Data about app and page elements:
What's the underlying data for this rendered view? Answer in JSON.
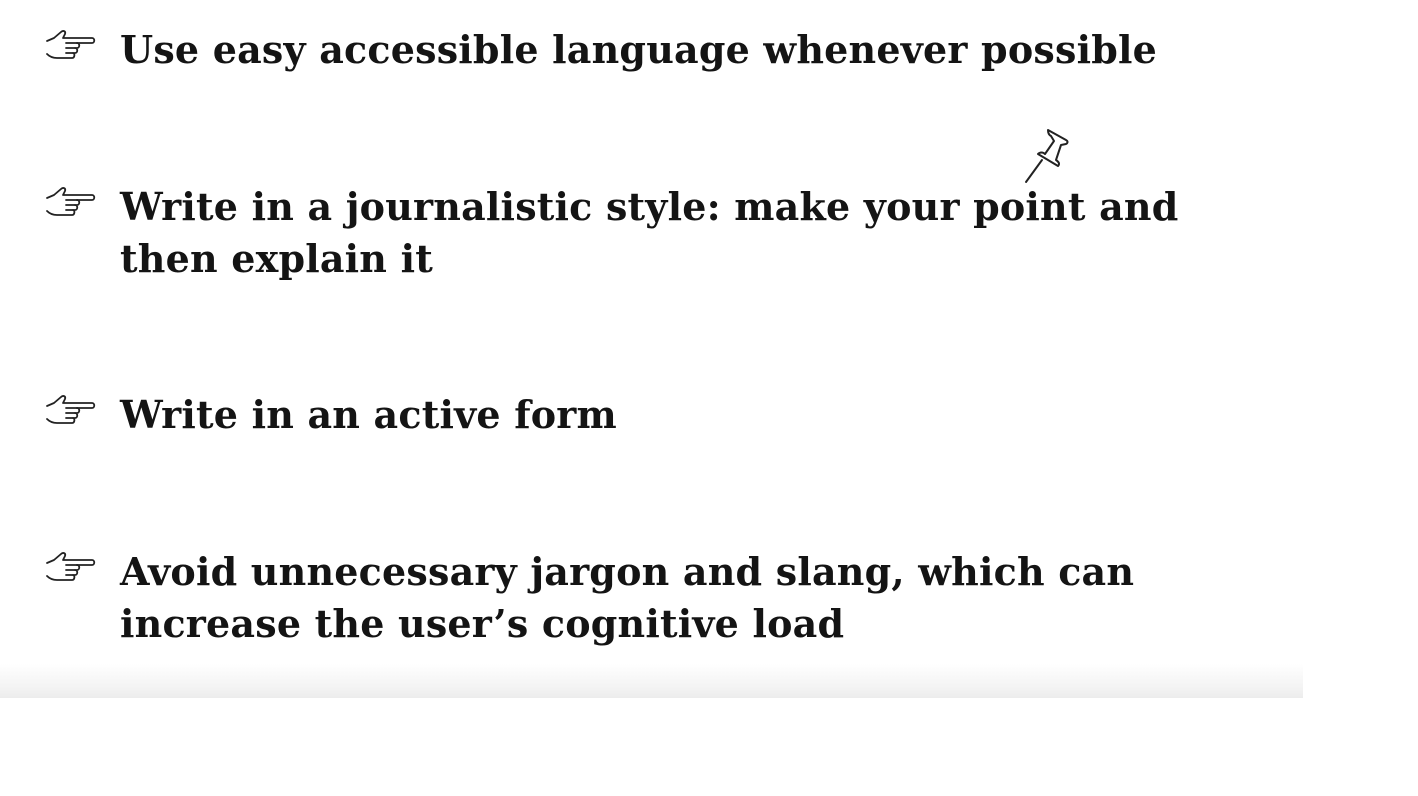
{
  "tips": [
    {
      "icon": "pointing-hand-icon",
      "text": "Use easy accessible language whenever possible"
    },
    {
      "icon": "pointing-hand-icon",
      "text": "Write in a journalistic style: make your point and then explain it"
    },
    {
      "icon": "pointing-hand-icon",
      "text": "Write in an active form"
    },
    {
      "icon": "pointing-hand-icon",
      "text": "Avoid unnecessary jargon and slang, which can increase the user’s cognitive load"
    }
  ],
  "pin": {
    "icon": "pushpin-icon"
  },
  "colors": {
    "text": "#141414",
    "background": "#ffffff",
    "icon_stroke": "#222222"
  }
}
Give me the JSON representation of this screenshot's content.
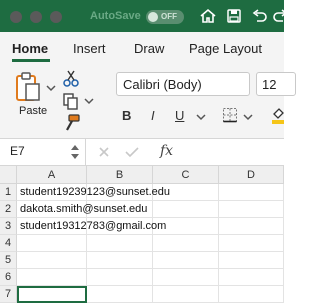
{
  "titlebar": {
    "autosave_label": "AutoSave",
    "autosave_state": "OFF",
    "icons": [
      "home-icon",
      "save-icon",
      "undo-icon",
      "redo-icon"
    ]
  },
  "tabs": [
    {
      "label": "Home",
      "active": true
    },
    {
      "label": "Insert"
    },
    {
      "label": "Draw"
    },
    {
      "label": "Page Layout"
    }
  ],
  "ribbon": {
    "paste_label": "Paste",
    "font_name": "Calibri (Body)",
    "font_size": "12",
    "bold": "B",
    "italic": "I",
    "underline": "U"
  },
  "formula": {
    "name_box": "E7",
    "fx": "fx"
  },
  "sheet": {
    "columns": [
      "A",
      "B",
      "C",
      "D"
    ],
    "rows": [
      "1",
      "2",
      "3",
      "4",
      "5",
      "6",
      "7"
    ],
    "cells": {
      "A1": "student19239123@sunset.edu",
      "A2": "dakota.smith@sunset.edu",
      "A3": "student19312783@gmail.com"
    }
  },
  "colors": {
    "accent": "#1e6c41"
  }
}
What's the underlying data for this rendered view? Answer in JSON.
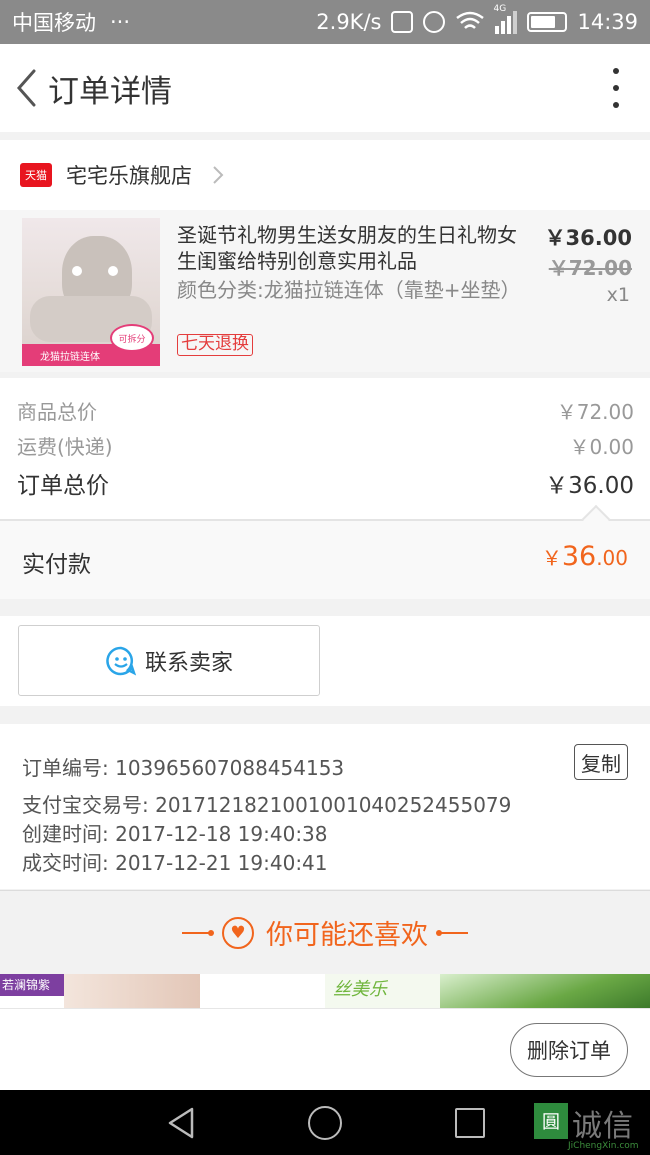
{
  "status_bar": {
    "carrier": "中国移动",
    "dots": "···",
    "net_speed": "2.9K/s",
    "network": "4G",
    "time": "14:39"
  },
  "header": {
    "title": "订单详情"
  },
  "store": {
    "badge": "天猫",
    "name": "宅宅乐旗舰店"
  },
  "product": {
    "title": "圣诞节礼物男生送女朋友的生日礼物女生闺蜜给特别创意实用礼品",
    "variant": "颜色分类:龙猫拉链连体（靠垫+坐垫）",
    "return_tag": "七天退换",
    "price": "￥36.00",
    "original_price": "￥72.00",
    "quantity": "x1",
    "image_band_text": "龙猫拉链连体",
    "image_badge_text": "可拆分"
  },
  "totals": {
    "goods_label": "商品总价",
    "goods_value": "￥72.00",
    "shipping_label": "运费(快递)",
    "shipping_value": "￥0.00",
    "order_total_label": "订单总价",
    "order_total_value": "￥36.00"
  },
  "paid": {
    "label": "实付款",
    "currency": "￥",
    "integer": "36",
    "decimal": ".00"
  },
  "contact": {
    "label": "联系卖家"
  },
  "order_info": {
    "order_no": "订单编号: 103965607088454153",
    "alipay_no": "支付宝交易号: 2017121821001001040252455079",
    "created": "创建时间: 2017-12-18 19:40:38",
    "completed": "成交时间: 2017-12-21 19:40:41",
    "copy_label": "复制"
  },
  "recommend": {
    "title": "你可能还喜欢"
  },
  "ad_strip": {
    "brand_1": "若澜锦紫",
    "brand_2": "丝美乐"
  },
  "footer": {
    "delete_label": "删除订单"
  },
  "watermark": {
    "logo_char": "圓",
    "text": "诚信",
    "sub": "JiChengXin.com"
  },
  "colors": {
    "accent_orange": "#f1651d",
    "tmall_red": "#e8151f",
    "return_red": "#e43d3d",
    "chat_blue": "#2aa5e8"
  }
}
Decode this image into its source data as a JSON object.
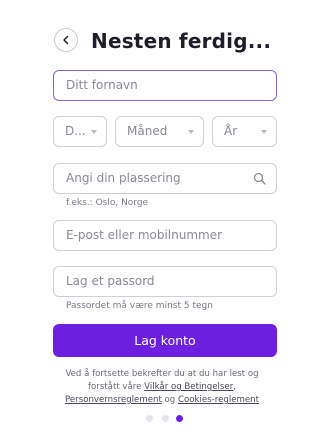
{
  "header": {
    "title": "Nesten ferdig..."
  },
  "form": {
    "first_name": {
      "placeholder": "Ditt fornavn"
    },
    "birth": {
      "day": "D...",
      "month": "Måned",
      "year": "År"
    },
    "location": {
      "placeholder": "Angi din plassering",
      "hint": "f.eks.: Oslo, Norge"
    },
    "contact": {
      "placeholder": "E-post eller mobilnummer"
    },
    "password": {
      "placeholder": "Lag et passord",
      "hint": "Passordet må være minst 5 tegn"
    },
    "submit_label": "Lag konto"
  },
  "terms": {
    "line1": "Ved å fortsette bekrefter du at du har lest og",
    "line2_prefix": "forstått våre ",
    "link_terms": "Vilkår og Betingelser",
    "line2_suffix": ",",
    "link_privacy": "Personvernsreglement",
    "connector": " og ",
    "link_cookies": "Cookies-reglement"
  },
  "pagination": {
    "total": 3,
    "current": 3
  },
  "colors": {
    "accent": "#6d1fe0",
    "focus_border": "#8a63d2",
    "field_border": "#cfcfd6"
  }
}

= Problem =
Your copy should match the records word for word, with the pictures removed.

= Output for this task =
What's the underlying data for this rendered view? Answer in JSON.
{
  "tips": [
    {
      "icon": "pointing-hand-icon",
      "text": "Use easy accessible language whenever possible"
    },
    {
      "icon": "pointing-hand-icon",
      "text": "Write in a journalistic style: make your point and then explain it"
    },
    {
      "icon": "pointing-hand-icon",
      "text": "Write in an active form"
    },
    {
      "icon": "pointing-hand-icon",
      "text": "Avoid unnecessary jargon and slang, which can increase the user’s cognitive load"
    }
  ],
  "pin": {
    "icon": "pushpin-icon"
  },
  "colors": {
    "text": "#141414",
    "background": "#ffffff",
    "icon_stroke": "#222222"
  }
}
Give me the JSON representation of this screenshot's content.
{
  "titlebar": {
    "autosave_label": "AutoSave",
    "autosave_state": "OFF",
    "icons": [
      "home-icon",
      "save-icon",
      "undo-icon",
      "redo-icon"
    ]
  },
  "tabs": [
    {
      "label": "Home",
      "active": true
    },
    {
      "label": "Insert"
    },
    {
      "label": "Draw"
    },
    {
      "label": "Page Layout"
    }
  ],
  "ribbon": {
    "paste_label": "Paste",
    "font_name": "Calibri (Body)",
    "font_size": "12",
    "bold": "B",
    "italic": "I",
    "underline": "U"
  },
  "formula": {
    "name_box": "E7",
    "fx": "fx"
  },
  "sheet": {
    "columns": [
      "A",
      "B",
      "C",
      "D"
    ],
    "rows": [
      "1",
      "2",
      "3",
      "4",
      "5",
      "6",
      "7"
    ],
    "cells": {
      "A1": "student19239123@sunset.edu",
      "A2": "dakota.smith@sunset.edu",
      "A3": "student19312783@gmail.com"
    }
  },
  "colors": {
    "accent": "#1e6c41"
  }
}
What's the underlying data for this rendered view? Answer in JSON.
{
  "status_bar": {
    "carrier": "中国移动",
    "dots": "···",
    "net_speed": "2.9K/s",
    "network": "4G",
    "time": "14:39"
  },
  "header": {
    "title": "订单详情"
  },
  "store": {
    "badge": "天猫",
    "name": "宅宅乐旗舰店"
  },
  "product": {
    "title": "圣诞节礼物男生送女朋友的生日礼物女生闺蜜给特别创意实用礼品",
    "variant": "颜色分类:龙猫拉链连体（靠垫+坐垫）",
    "return_tag": "七天退换",
    "price": "￥36.00",
    "original_price": "￥72.00",
    "quantity": "x1",
    "image_band_text": "龙猫拉链连体",
    "image_badge_text": "可拆分"
  },
  "totals": {
    "goods_label": "商品总价",
    "goods_value": "￥72.00",
    "shipping_label": "运费(快递)",
    "shipping_value": "￥0.00",
    "order_total_label": "订单总价",
    "order_total_value": "￥36.00"
  },
  "paid": {
    "label": "实付款",
    "currency": "￥",
    "integer": "36",
    "decimal": ".00"
  },
  "contact": {
    "label": "联系卖家"
  },
  "order_info": {
    "order_no": "订单编号: 103965607088454153",
    "alipay_no": "支付宝交易号: 2017121821001001040252455079",
    "created": "创建时间: 2017-12-18 19:40:38",
    "completed": "成交时间: 2017-12-21 19:40:41",
    "copy_label": "复制"
  },
  "recommend": {
    "title": "你可能还喜欢"
  },
  "ad_strip": {
    "brand_1": "若澜锦紫",
    "brand_2": "丝美乐"
  },
  "footer": {
    "delete_label": "删除订单"
  },
  "watermark": {
    "logo_char": "圓",
    "text": "诚信",
    "sub": "JiChengXin.com"
  },
  "colors": {
    "accent_orange": "#f1651d",
    "tmall_red": "#e8151f",
    "return_red": "#e43d3d",
    "chat_blue": "#2aa5e8"
  }
}
Decode this image into its source data as a JSON object.
{
  "header": {
    "title": "Nesten ferdig..."
  },
  "form": {
    "first_name": {
      "placeholder": "Ditt fornavn"
    },
    "birth": {
      "day": "D...",
      "month": "Måned",
      "year": "År"
    },
    "location": {
      "placeholder": "Angi din plassering",
      "hint": "f.eks.: Oslo, Norge"
    },
    "contact": {
      "placeholder": "E-post eller mobilnummer"
    },
    "password": {
      "placeholder": "Lag et passord",
      "hint": "Passordet må være minst 5 tegn"
    },
    "submit_label": "Lag konto"
  },
  "terms": {
    "line1": "Ved å fortsette bekrefter du at du har lest og",
    "line2_prefix": "forstått våre ",
    "link_terms": "Vilkår og Betingelser",
    "line2_suffix": ",",
    "link_privacy": "Personvernsreglement",
    "connector": " og ",
    "link_cookies": "Cookies-reglement"
  },
  "pagination": {
    "total": 3,
    "current": 3
  },
  "colors": {
    "accent": "#6d1fe0",
    "focus_border": "#8a63d2",
    "field_border": "#cfcfd6"
  }
}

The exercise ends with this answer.